Whilst death duty can be traced back to 1694, modern Inheritance Tax (IHT) was introduced two hundred years later, when the value of land was taxed in order to reduce the Government deficit. These historic forms of taxation only affected the very wealthy, and a very small proportion of estates were liable to IHT.
Increasing wealth, particularly from rising property prices, has now significantly increased the revenue raised by IHT. Reports from H M Revenue & Customs confirmed that IHT receipts topped £6.1bn in the 2020/21 financial year, a 14% increase on the previous year, and the largest rise since 2015. The trend appears to be consistent in the 2022/23 tax year, when reviewing tax receipts from IHT for the 9 months to January 2023.
The most unpopular tax
Whilst we all suffer tax in one form or another during our daily lives, the taxation of assets on death is a highly unpopular measure. According to findings from a survey conducted by Opinium for Hargreaves Lansdown in 2021, IHT beat Income Tax and taxes on spending and investments, when those polled were asked to name the most hated tax in the UK. The findings of the 2,000-person poll revealed that Inheritance Tax (named by one in four people (24 per cent), beat income tax (including income tax and national insurance) into second place, polling 17 per cent.
It is not hard to see why IHT is so unpopular, and at a rate of 40% above the available exemptions, IHT is highly punitive. Government revenue from IHT is only likely to increase, due to the freezing of the Nil Rate Band, which is the amount an individual can leave on death without a charge to IHT applying. This has been set at £325,000 since 2009, and the recent Budget confirmed this level would be frozen until at least April 2028. Of course, over this time, asset values have risen strongly, and the real value of the Nil Rate Band has therefore become lower over time.
In addition to the Nil Rate Band, the Residence Nil Rate Band can also be used to offset IHT, but only for those who leave a property to a direct lineal descendent. This band, which provides qualifying estates with a further allowance of £175,000 towards the value of a property, has also been frozen until April 2028.
Combining the two allowances, for those who are married with children, will raise the potential threshold before IHT becomes payable to £1m. This assumes on the death of the first of a married couple, assets are left to the surviving spouse, and as gifts between married couples are exempt, the Nil Rate Band of the first of a couple to die is not used. This unused allowance can be transferred to the surviving spouse to use on their estate and the same is true for the Residence Nil Rate Band.
With many more families now likely to face the scenario where an estate is liable to IHT, the importance of forward planning is greater than ever. There are several ways you can seek to reduce the impact of IHT, and one of the options is to gift assets during an individual’s lifetime. It is, however, important that careful thought is given to the tax consequences of making a gift, and the impact such a gift can have on the financial security of the donor.

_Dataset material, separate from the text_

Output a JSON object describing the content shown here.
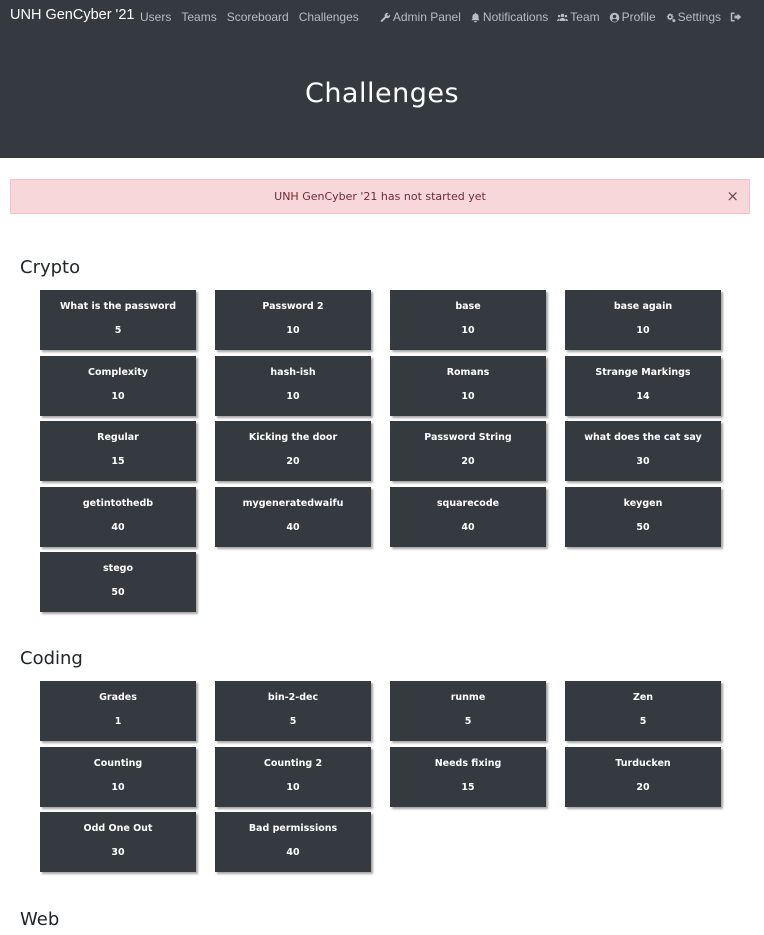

Any gift of cash, or assets, could have IHT consequences. Each individual can make gifts totalling £3,000 per tax year and therefore a married couple could gift £6,000 of capital (plus £3,000 each from the previous tax year if not used) without any IHT concerns. The annual gift exemption is pitifully small, and those with significant IHT concerns are unlikely to resolve them by making gifts that fall inside the annual gift exemption.
Any amount gifted above the annual exemption is treated as a Potentially Exempt Transfer (PET). No IHT is due immediately; however, the person making the gift needs to live seven years from the date the gift is made for the gift to fully escape IHT. This leaves some families facing the prospect of gifts made within seven years of death being clawed back into the value of the estate and assessed for IHT if the donor of the gift dies. A special form of life assurance policy can be taken out to protect the value of the gift, so if the donor of the gift fails to live seven years, the insurance covers the IHT liability on the gift.
The family home
A trap individuals can fall into is to gift the family home away to children but continue to live in the property. This could well fall foul of the Gift with Reservation rules. Such a Gift occurs when an individual gifts an asset, but continues to benefit from it, and if HMRC rule that a Gift has been made with Reservation of benefit, the value of the asset would still be assessed as being owned by the donor of the gift, when IHT is calculated on death.
The importance of planning ahead
IHT is deeply unpopular, and more estates are becoming liable to tax; however, by planning ahead, the impact of this tax can be avoided or even eliminated. Taking the right advice is so important, as traps lie in wait to catch out the unwary. Our experienced holistic financial planners can fully assess the potential IHT liability on your estate and talk you through the options to mitigate the tax burden.
If you would like to discuss the above in more detail please contact one of our experienced advisers here.
Tax treatment varies according to individual circumstances and is subject to change. The Financial Conduct Authority does not regulate tax advice.